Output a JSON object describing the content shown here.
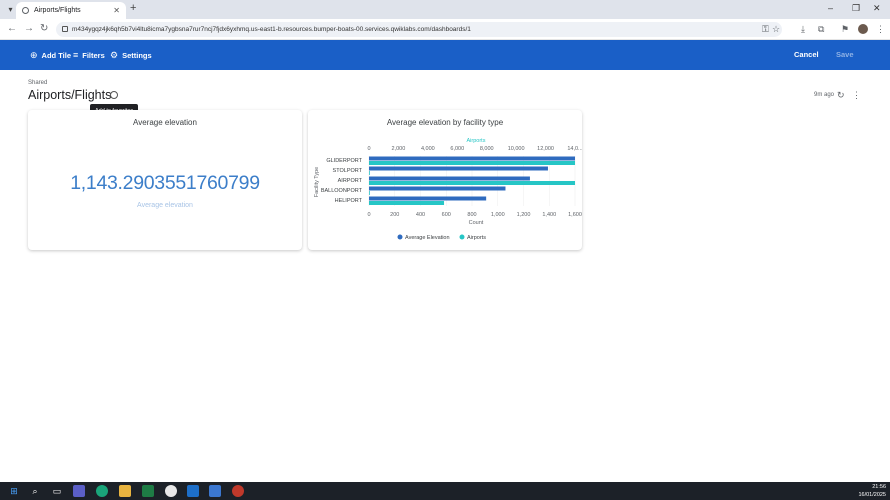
{
  "browser": {
    "tab_title": "Airports/Flights",
    "url": "m434ygqz4jk6qh5b7vi4ltu8icma7ygbsna7rur7ncj7fjdx6yxhmq.us-east1-b.resources.bumper-boats-00.services.qwiklabs.com/dashboards/1"
  },
  "toolbar": {
    "add_tile_label": "Add Tile",
    "filters_label": "Filters",
    "settings_label": "Settings",
    "cancel_label": "Cancel",
    "save_label": "Save"
  },
  "dashboard": {
    "folder_label": "Shared",
    "title": "Airports/Flights",
    "favorite_tooltip": "Add to favorites",
    "updated_ago": "9m ago"
  },
  "tile1": {
    "title": "Average elevation",
    "value": "1,143.2903551760799",
    "subtitle": "Average elevation"
  },
  "tile2": {
    "title": "Average elevation by facility type"
  },
  "chart_data": {
    "type": "bar",
    "orientation": "horizontal",
    "title": "Average elevation by facility type",
    "categories": [
      "GLIDERPORT",
      "STOLPORT",
      "AIRPORT",
      "BALLOONPORT",
      "HELIPORT"
    ],
    "ylabel": "Facility Type",
    "series": [
      {
        "name": "Average Elevation",
        "axis": "bottom",
        "color": "#2f6bbf",
        "values": [
          1600,
          1390,
          1250,
          1060,
          910
        ]
      },
      {
        "name": "Airports",
        "axis": "top",
        "color": "#26c6c6",
        "values": [
          14000,
          30,
          14000,
          40,
          5100
        ]
      }
    ],
    "bottom_axis": {
      "label": "Count",
      "ticks": [
        "0",
        "200",
        "400",
        "600",
        "800",
        "1,000",
        "1,200",
        "1,400",
        "1,600"
      ],
      "range": [
        0,
        1600
      ]
    },
    "top_axis": {
      "label": "Airports",
      "ticks": [
        "0",
        "2,000",
        "4,000",
        "6,000",
        "8,000",
        "10,000",
        "12,000",
        "14,0..."
      ],
      "range": [
        0,
        14000
      ]
    },
    "legend_position": "bottom",
    "grid": true
  },
  "taskbar": {
    "time": "21:56",
    "date": "16/01/2025"
  },
  "colors": {
    "header_blue": "#1a5fc7",
    "value_blue": "#3c7ec9",
    "series_dark": "#2f6bbf",
    "series_teal": "#26c6c6"
  }
}
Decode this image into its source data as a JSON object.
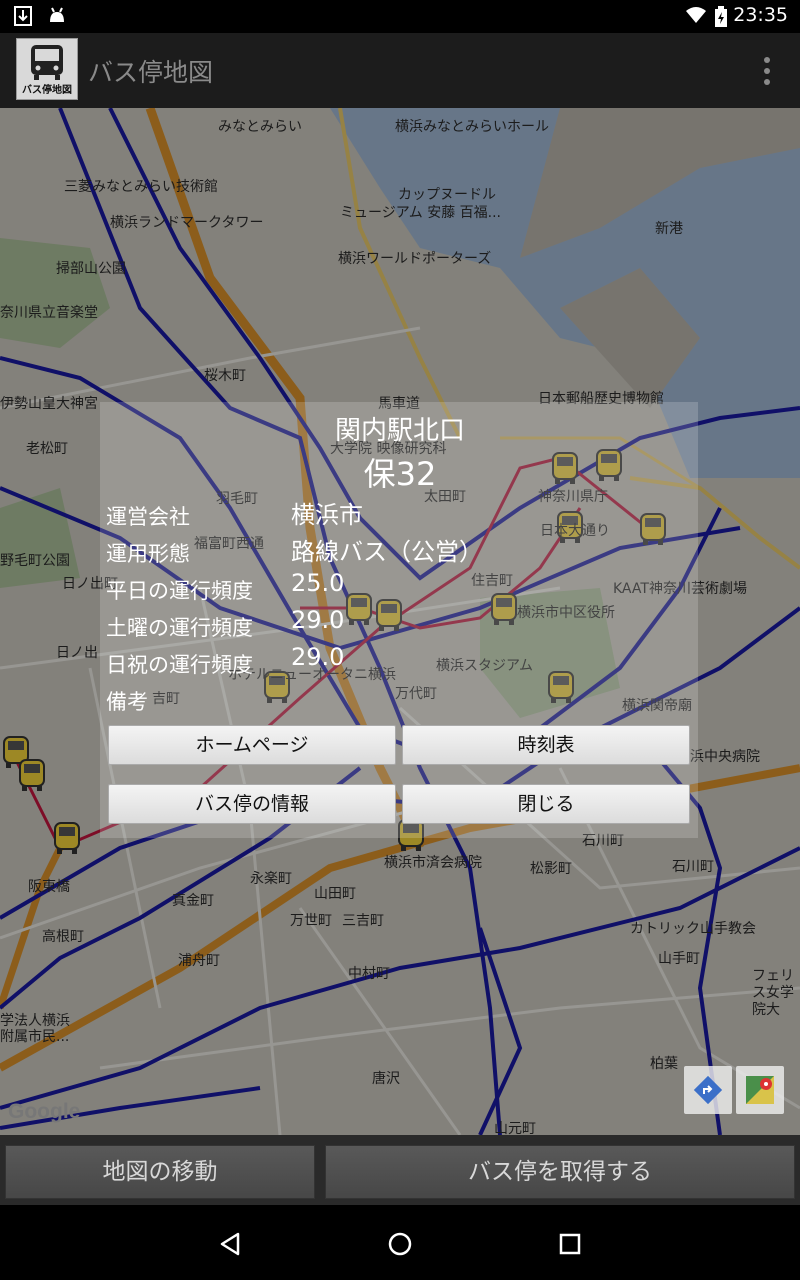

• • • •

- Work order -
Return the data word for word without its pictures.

- Reply to the exercise -
Output a JSON object describing the content shown here.
{
  "browser": {
    "tab_title": "Airports/Flights",
    "url": "m434ygqz4jk6qh5b7vi4ltu8icma7ygbsna7rur7ncj7fjdx6yxhmq.us-east1-b.resources.bumper-boats-00.services.qwiklabs.com/dashboards/1"
  },
  "toolbar": {
    "add_tile_label": "Add Tile",
    "filters_label": "Filters",
    "settings_label": "Settings",
    "cancel_label": "Cancel",
    "save_label": "Save"
  },
  "dashboard": {
    "folder_label": "Shared",
    "title": "Airports/Flights",
    "favorite_tooltip": "Add to favorites",
    "updated_ago": "9m ago"
  },
  "tile1": {
    "title": "Average elevation",
    "value": "1,143.2903551760799",
    "subtitle": "Average elevation"
  },
  "tile2": {
    "title": "Average elevation by facility type"
  },
  "chart_data": {
    "type": "bar",
    "orientation": "horizontal",
    "title": "Average elevation by facility type",
    "categories": [
      "GLIDERPORT",
      "STOLPORT",
      "AIRPORT",
      "BALLOONPORT",
      "HELIPORT"
    ],
    "ylabel": "Facility Type",
    "series": [
      {
        "name": "Average Elevation",
        "axis": "bottom",
        "color": "#2f6bbf",
        "values": [
          1600,
          1390,
          1250,
          1060,
          910
        ]
      },
      {
        "name": "Airports",
        "axis": "top",
        "color": "#26c6c6",
        "values": [
          14000,
          30,
          14000,
          40,
          5100
        ]
      }
    ],
    "bottom_axis": {
      "label": "Count",
      "ticks": [
        "0",
        "200",
        "400",
        "600",
        "800",
        "1,000",
        "1,200",
        "1,400",
        "1,600"
      ],
      "range": [
        0,
        1600
      ]
    },
    "top_axis": {
      "label": "Airports",
      "ticks": [
        "0",
        "2,000",
        "4,000",
        "6,000",
        "8,000",
        "10,000",
        "12,000",
        "14,0..."
      ],
      "range": [
        0,
        14000
      ]
    },
    "legend_position": "bottom",
    "grid": true
  },
  "taskbar": {
    "time": "21:56",
    "date": "16/01/2025"
  },
  "colors": {
    "header_blue": "#1a5fc7",
    "value_blue": "#3c7ec9",
    "series_dark": "#2f6bbf",
    "series_teal": "#26c6c6"
  }
}
Decode this image into its source data as a JSON object.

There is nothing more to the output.